TRY IT »
Each line holding the word "JSON" must appear in the answer, copied from the entries.

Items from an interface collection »
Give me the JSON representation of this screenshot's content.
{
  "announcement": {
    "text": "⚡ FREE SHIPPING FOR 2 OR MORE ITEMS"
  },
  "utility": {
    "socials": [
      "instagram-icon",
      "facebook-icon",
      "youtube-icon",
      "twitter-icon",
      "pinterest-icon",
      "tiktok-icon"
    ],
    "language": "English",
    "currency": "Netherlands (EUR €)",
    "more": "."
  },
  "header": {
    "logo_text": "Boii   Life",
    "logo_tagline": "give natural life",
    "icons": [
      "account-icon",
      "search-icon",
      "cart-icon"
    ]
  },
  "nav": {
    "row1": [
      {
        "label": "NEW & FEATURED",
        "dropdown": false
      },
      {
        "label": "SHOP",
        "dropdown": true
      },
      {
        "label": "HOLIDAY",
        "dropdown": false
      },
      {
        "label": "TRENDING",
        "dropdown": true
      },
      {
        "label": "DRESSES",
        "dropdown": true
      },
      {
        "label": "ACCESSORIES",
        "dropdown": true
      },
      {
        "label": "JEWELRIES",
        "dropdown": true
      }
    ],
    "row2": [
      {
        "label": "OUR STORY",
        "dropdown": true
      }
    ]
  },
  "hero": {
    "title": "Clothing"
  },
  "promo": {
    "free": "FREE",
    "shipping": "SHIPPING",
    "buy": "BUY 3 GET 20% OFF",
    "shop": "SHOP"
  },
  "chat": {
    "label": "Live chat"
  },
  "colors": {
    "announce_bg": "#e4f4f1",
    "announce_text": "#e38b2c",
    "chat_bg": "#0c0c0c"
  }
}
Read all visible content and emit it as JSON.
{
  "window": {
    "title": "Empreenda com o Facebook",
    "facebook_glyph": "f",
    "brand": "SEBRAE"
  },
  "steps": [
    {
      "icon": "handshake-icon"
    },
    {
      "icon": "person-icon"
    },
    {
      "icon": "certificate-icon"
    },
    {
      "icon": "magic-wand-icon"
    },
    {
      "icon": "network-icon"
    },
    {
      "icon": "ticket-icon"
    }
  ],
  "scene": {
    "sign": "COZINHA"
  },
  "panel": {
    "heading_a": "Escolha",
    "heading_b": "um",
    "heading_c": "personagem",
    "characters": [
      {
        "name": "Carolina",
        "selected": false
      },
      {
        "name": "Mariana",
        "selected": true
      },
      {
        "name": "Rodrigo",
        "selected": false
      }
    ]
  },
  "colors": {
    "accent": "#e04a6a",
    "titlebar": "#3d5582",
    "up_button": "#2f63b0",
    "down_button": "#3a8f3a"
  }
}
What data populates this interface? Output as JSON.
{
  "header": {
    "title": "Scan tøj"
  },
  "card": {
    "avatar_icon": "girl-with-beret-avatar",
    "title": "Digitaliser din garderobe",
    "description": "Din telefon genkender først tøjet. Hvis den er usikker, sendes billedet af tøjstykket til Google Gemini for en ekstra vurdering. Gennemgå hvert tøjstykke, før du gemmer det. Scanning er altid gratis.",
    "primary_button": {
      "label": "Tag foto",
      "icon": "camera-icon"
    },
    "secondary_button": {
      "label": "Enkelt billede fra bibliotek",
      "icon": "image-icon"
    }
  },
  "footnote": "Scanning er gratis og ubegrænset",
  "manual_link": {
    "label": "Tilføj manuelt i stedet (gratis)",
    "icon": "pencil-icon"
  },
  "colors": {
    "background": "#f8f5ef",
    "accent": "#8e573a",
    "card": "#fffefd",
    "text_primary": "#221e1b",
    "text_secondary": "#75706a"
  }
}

TASK RESPONSE »
Give me the JSON representation of this screenshot's content.
Read all visible content and emit it as JSON.
What data populates this interface? Output as JSON.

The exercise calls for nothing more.